The RMT continued with its strikes even after Northern Rail relented and assured all guards that they would continue to be employed in a slightly different role as ‘conductors’, selling tickets, helping disabled passengers on and off trains etc. The RMT is pretty openly engaged in a political battle to reverse privatisation and return the railways to public ownership – in which case, thanks to Grant Shapps’ decision today, it is pretty well job done. If the government had the power to close down the RMT, as it has Northern Rail, life for commuters would somewhat rosier.
Pointer number two. In Germany, Deutsche Bahn doesn’t have to deal with Network Rail, the government-owned company which owns the tracks and stations on Britain’s railway system. Its own role in the Northern Rail debacle has not been overlooked by the Office of Rail and Road, which just last week launched an investigation into this very subject. You can’t run trains if you are not able to use the tracks and that has been something of a problem in the North in recent months as infrastructure works have over-run or scaled back. But the government didn’t wait for ORR’s conclusions on Network Rail and effectively lay the whole blame for poor services on Northern Rail.
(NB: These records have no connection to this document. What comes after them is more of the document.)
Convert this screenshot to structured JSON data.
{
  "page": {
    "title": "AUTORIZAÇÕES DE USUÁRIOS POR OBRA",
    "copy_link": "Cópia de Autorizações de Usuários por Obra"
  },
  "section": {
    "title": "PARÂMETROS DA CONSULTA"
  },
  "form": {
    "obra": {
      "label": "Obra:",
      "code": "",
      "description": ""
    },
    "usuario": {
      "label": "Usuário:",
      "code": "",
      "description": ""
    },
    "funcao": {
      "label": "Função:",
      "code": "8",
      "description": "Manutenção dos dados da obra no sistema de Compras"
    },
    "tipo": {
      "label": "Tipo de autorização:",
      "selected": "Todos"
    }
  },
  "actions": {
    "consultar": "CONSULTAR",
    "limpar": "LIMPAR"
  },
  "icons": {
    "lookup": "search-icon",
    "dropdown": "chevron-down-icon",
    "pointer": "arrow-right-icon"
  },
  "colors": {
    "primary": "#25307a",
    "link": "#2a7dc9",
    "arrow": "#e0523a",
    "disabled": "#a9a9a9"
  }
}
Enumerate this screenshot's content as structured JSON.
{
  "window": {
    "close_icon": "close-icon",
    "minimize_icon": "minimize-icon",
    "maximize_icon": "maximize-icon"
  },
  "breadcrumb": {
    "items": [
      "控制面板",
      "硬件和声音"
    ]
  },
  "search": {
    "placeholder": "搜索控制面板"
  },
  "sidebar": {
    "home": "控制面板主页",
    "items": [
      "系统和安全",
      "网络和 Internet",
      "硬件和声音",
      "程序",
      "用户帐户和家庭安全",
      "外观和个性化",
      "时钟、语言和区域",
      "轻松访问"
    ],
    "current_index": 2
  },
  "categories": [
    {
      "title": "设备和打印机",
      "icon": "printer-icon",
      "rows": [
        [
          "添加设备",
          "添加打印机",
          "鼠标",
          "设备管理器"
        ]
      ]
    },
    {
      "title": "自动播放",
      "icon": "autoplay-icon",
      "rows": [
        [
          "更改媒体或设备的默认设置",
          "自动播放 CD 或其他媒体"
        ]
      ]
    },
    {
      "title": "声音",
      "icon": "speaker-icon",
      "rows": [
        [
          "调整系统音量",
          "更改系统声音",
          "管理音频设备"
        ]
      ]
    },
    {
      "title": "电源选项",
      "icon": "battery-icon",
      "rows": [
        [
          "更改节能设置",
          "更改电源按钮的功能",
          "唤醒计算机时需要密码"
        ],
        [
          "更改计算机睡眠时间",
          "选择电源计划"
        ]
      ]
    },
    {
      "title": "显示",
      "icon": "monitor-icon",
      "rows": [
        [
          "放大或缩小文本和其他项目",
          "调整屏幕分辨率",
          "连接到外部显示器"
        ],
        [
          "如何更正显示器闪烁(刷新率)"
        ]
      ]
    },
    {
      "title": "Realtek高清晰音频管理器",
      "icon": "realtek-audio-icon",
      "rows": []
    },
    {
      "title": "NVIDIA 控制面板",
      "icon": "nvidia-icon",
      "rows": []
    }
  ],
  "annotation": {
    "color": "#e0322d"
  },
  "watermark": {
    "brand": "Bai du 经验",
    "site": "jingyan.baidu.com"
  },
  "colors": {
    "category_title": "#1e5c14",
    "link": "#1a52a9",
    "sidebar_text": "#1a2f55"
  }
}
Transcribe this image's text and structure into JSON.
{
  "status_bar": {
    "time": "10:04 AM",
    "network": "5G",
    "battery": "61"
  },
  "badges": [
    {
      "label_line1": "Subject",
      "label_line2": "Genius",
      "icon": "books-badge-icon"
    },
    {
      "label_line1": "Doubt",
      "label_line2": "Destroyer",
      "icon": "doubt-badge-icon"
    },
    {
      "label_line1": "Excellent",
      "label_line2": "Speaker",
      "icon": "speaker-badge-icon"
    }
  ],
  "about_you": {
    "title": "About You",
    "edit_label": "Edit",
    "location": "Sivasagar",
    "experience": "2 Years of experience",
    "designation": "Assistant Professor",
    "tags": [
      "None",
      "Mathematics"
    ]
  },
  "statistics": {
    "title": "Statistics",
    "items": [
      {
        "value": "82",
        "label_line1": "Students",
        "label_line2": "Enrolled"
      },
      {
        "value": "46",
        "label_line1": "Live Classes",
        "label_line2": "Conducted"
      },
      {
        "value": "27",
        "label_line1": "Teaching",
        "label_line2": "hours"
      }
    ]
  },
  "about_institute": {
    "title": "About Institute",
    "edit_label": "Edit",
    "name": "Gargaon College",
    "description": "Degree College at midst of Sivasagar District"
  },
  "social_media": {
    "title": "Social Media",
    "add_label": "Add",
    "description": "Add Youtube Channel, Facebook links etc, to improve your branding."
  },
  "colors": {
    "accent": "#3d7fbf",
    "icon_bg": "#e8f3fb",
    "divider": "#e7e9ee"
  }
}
This is not to completely excuse Northern Rail, which has failed in its promise to deliver new rolling stock to replace old Pacer trains (which are essentially a 1970s Leyland bus bolted on to the chassis of a goods waggon) and which bungled its timetable changes in 2018. But there is a bigger story going on which is not going to be solved by taking it out on a single train company.